Component data from apps and pages:
=== Begin Enclosure ===
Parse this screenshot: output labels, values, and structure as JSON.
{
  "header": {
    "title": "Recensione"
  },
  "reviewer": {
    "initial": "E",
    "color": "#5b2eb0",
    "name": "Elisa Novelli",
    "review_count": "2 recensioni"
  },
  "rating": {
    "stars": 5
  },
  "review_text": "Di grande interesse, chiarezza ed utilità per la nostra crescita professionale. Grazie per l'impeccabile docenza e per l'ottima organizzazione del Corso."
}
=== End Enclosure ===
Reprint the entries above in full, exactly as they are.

Parse this screenshot: output labels, values, and structure as JSON.
{
  "header": {
    "title": "Recensione"
  },
  "reviewer": {
    "initial": "E",
    "color": "#5b2eb0",
    "name": "Elisa Novelli",
    "review_count": "2 recensioni"
  },
  "rating": {
    "stars": 5
  },
  "review_text": "Di grande interesse, chiarezza ed utilità per la nostra crescita professionale. Grazie per l'impeccabile docenza e per l'ottima organizzazione del Corso."
}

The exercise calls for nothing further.